Start of EXTRACTED ENTRIES

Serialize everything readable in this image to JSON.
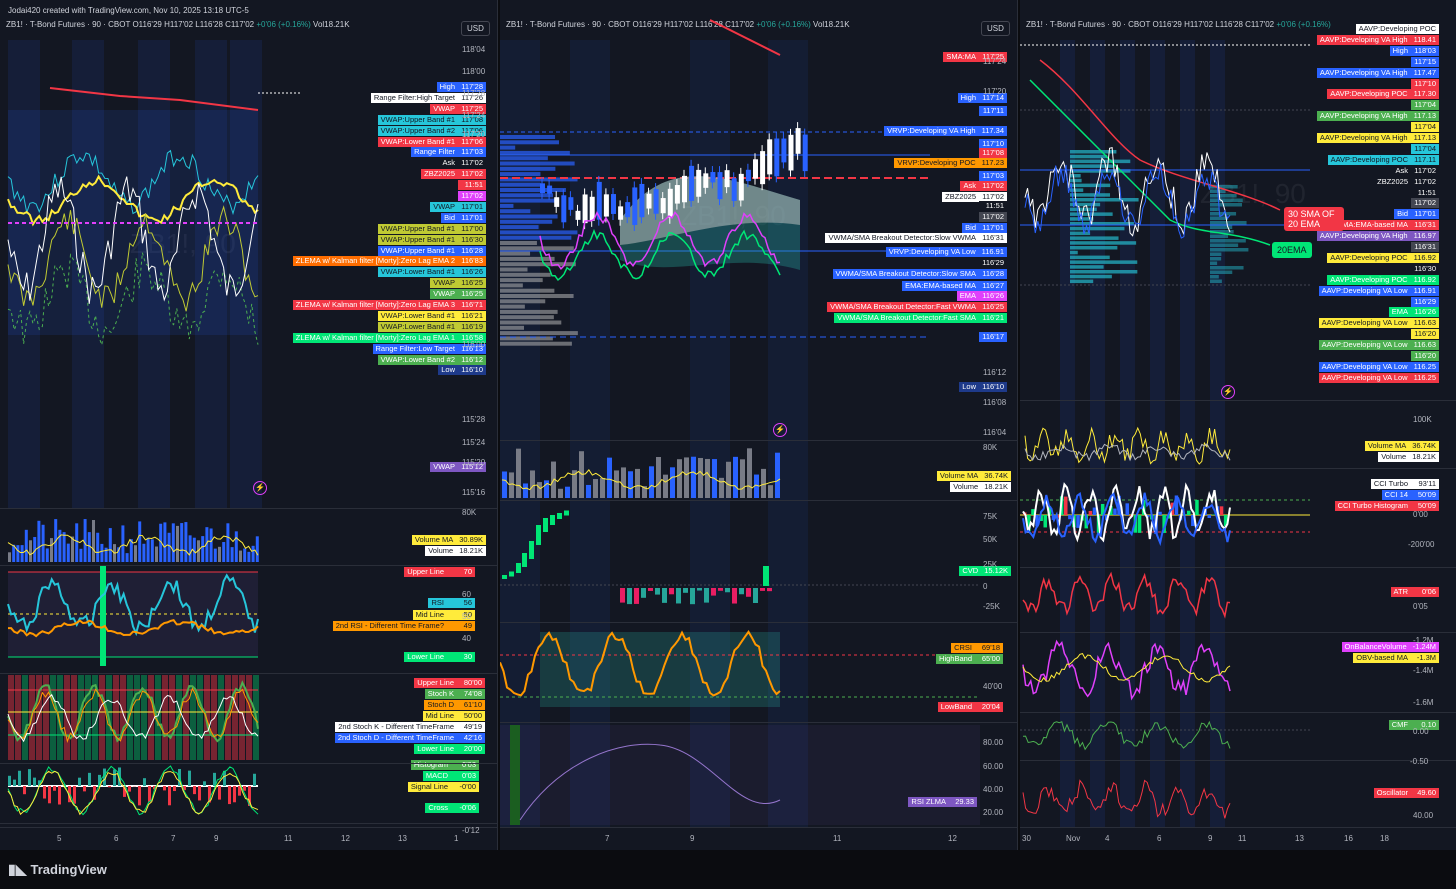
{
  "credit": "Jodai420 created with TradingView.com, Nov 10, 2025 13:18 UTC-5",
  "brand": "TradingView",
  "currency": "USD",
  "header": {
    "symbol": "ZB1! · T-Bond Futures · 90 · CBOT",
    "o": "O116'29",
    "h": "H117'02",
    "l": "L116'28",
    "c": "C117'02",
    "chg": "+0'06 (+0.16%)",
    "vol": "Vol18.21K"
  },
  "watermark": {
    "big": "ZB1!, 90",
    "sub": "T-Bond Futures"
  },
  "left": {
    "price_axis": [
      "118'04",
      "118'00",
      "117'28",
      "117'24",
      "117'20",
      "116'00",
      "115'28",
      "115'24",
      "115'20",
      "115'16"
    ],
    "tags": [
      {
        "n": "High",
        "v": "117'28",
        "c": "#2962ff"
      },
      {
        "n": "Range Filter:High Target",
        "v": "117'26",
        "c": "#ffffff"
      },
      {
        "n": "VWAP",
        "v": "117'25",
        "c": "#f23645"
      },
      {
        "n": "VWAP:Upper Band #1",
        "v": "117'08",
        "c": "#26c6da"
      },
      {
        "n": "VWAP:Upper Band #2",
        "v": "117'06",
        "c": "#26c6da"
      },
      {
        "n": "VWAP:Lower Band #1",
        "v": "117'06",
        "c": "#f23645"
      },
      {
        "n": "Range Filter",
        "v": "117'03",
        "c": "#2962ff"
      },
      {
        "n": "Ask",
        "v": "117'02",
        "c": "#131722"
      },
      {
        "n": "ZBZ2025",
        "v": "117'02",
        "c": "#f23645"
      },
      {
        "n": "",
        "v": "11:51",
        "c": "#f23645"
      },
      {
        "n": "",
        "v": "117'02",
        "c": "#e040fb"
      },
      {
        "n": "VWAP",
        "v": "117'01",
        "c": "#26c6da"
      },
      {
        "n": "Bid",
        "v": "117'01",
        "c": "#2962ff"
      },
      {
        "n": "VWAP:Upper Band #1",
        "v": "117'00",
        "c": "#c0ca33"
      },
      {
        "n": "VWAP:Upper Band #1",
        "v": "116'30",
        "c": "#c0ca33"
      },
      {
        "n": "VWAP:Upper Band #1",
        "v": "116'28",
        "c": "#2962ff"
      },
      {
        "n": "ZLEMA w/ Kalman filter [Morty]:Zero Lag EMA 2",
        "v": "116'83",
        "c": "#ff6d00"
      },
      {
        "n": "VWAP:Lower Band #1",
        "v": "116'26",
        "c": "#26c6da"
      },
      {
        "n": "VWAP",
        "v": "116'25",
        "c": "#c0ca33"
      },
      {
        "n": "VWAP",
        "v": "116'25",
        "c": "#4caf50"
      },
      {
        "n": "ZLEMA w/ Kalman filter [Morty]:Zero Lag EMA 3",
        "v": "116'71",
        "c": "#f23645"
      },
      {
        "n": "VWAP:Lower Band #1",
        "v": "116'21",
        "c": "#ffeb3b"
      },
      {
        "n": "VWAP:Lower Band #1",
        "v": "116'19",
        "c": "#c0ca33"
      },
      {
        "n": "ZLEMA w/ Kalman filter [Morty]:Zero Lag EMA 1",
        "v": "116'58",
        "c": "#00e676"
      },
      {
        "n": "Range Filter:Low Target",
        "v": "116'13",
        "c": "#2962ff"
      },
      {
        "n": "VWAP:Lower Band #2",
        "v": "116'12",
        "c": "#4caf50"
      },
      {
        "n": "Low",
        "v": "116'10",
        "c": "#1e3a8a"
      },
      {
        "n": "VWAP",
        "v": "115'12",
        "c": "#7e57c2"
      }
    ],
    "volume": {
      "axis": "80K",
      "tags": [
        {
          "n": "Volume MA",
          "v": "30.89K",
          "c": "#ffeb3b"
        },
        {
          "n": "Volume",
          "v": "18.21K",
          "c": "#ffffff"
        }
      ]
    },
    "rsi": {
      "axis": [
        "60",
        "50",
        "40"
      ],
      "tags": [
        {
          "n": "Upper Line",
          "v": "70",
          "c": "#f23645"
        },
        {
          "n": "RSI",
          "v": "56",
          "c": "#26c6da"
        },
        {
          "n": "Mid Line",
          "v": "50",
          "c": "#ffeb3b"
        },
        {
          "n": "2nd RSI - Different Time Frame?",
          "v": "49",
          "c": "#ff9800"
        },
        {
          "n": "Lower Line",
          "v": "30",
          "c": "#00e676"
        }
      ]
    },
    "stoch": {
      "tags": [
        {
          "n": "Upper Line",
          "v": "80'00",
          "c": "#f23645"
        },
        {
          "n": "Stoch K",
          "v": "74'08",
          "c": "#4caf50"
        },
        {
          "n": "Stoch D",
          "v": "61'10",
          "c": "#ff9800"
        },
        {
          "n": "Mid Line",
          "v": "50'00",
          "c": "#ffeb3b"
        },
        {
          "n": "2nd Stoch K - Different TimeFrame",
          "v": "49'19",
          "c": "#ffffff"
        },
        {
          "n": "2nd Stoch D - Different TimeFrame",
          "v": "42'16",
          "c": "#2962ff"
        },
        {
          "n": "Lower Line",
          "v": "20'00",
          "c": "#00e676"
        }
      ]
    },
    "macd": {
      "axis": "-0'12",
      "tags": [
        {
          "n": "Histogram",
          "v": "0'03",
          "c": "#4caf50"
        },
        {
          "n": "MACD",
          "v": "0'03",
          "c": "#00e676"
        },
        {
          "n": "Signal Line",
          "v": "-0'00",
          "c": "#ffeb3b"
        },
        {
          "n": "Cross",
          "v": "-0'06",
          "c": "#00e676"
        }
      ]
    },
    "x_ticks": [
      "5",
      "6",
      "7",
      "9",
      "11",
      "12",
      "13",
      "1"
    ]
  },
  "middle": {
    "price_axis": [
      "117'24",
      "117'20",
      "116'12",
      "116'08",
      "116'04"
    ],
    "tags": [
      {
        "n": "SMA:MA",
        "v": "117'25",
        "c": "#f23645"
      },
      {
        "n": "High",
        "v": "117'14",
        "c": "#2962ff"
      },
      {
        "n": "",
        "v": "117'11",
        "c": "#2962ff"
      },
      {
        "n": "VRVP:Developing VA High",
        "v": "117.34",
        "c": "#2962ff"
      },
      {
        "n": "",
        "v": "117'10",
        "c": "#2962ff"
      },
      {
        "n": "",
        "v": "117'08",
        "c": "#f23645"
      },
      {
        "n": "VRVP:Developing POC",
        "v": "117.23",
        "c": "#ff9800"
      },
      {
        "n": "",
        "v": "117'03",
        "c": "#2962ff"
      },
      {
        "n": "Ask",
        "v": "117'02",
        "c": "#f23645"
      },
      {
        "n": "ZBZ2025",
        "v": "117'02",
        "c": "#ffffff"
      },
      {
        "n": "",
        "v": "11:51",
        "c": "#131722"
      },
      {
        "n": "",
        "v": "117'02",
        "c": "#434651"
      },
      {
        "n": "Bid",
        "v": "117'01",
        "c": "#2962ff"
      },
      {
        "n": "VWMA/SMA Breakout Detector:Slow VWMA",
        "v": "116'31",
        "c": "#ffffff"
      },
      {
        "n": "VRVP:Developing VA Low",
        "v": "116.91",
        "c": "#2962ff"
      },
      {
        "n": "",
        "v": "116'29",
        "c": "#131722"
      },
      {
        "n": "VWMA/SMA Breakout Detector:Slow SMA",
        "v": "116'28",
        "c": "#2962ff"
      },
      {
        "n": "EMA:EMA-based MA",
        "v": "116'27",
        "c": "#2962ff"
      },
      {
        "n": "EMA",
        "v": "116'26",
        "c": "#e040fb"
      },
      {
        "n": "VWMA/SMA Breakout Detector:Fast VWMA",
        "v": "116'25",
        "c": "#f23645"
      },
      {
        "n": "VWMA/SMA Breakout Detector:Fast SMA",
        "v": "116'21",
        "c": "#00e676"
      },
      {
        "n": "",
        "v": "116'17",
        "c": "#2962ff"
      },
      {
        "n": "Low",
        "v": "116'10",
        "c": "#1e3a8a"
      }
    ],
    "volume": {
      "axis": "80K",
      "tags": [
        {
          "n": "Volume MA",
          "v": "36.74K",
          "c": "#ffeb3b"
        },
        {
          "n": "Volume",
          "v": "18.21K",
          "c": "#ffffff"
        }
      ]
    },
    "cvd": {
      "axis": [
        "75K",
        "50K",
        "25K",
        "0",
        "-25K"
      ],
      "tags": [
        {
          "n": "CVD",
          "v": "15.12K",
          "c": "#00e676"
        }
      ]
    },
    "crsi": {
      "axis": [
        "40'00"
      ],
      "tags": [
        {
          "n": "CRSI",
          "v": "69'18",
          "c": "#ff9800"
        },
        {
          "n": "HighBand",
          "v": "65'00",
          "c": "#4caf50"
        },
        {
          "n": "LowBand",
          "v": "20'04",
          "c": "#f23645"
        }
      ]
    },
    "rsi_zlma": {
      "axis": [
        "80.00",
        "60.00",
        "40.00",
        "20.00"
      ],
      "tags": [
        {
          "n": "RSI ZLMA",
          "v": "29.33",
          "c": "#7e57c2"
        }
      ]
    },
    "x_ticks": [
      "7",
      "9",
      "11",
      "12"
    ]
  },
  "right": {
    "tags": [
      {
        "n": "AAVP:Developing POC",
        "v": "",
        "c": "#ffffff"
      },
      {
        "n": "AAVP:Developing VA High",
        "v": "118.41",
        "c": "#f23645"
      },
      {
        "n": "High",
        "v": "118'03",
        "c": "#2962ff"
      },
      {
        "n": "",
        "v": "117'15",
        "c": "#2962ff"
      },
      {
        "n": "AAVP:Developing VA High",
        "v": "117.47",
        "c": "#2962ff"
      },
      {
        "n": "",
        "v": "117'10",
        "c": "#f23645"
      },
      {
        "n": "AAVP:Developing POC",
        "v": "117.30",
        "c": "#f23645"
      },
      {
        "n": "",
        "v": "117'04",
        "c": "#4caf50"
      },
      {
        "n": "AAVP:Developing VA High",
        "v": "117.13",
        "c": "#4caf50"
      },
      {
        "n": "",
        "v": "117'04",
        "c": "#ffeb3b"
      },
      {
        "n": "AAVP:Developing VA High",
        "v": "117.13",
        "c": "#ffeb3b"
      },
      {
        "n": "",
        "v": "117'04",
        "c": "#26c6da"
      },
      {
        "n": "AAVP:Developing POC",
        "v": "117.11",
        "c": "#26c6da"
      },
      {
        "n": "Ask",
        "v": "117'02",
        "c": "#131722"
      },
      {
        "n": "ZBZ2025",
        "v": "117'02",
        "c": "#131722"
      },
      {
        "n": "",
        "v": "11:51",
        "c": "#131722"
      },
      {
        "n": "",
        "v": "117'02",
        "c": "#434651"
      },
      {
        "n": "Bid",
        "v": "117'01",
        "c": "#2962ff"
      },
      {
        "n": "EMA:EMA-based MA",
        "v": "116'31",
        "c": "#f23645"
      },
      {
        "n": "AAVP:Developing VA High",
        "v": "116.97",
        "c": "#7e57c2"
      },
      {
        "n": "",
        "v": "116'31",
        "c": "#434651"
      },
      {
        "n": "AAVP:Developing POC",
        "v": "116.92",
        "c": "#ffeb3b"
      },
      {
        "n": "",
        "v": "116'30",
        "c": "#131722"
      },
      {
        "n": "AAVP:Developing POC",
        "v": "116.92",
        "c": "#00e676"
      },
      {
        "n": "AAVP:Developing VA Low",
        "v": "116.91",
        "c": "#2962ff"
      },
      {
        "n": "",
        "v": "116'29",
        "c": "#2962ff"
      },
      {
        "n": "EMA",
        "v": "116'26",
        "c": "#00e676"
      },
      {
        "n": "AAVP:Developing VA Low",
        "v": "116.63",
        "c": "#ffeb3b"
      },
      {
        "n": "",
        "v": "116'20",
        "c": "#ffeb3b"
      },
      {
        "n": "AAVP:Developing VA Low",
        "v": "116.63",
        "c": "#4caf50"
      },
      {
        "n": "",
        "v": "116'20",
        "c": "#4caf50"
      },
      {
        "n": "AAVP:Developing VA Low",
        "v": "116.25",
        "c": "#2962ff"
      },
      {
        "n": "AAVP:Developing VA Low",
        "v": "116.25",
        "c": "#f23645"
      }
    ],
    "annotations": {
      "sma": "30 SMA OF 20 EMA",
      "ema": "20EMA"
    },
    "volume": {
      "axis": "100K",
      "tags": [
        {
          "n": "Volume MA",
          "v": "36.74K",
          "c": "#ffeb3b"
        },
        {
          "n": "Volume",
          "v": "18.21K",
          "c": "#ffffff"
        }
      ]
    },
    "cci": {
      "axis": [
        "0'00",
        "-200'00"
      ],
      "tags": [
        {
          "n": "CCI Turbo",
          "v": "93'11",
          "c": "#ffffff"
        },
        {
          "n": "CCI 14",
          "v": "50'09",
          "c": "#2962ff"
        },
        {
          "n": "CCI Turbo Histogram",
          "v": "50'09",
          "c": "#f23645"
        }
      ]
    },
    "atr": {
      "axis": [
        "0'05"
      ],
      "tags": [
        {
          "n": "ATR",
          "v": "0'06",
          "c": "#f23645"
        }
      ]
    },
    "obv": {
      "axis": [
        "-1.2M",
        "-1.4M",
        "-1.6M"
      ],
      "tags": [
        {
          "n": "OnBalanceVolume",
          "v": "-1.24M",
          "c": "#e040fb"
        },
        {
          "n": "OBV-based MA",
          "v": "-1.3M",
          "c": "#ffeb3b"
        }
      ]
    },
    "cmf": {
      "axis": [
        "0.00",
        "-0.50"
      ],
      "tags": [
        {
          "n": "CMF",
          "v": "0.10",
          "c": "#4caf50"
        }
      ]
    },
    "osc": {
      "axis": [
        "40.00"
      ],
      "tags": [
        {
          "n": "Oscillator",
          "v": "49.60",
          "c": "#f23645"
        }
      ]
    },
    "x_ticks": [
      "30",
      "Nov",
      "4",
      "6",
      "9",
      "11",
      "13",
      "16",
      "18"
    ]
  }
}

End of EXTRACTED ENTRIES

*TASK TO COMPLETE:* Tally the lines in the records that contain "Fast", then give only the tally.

*OUTPUT BELOW:* 2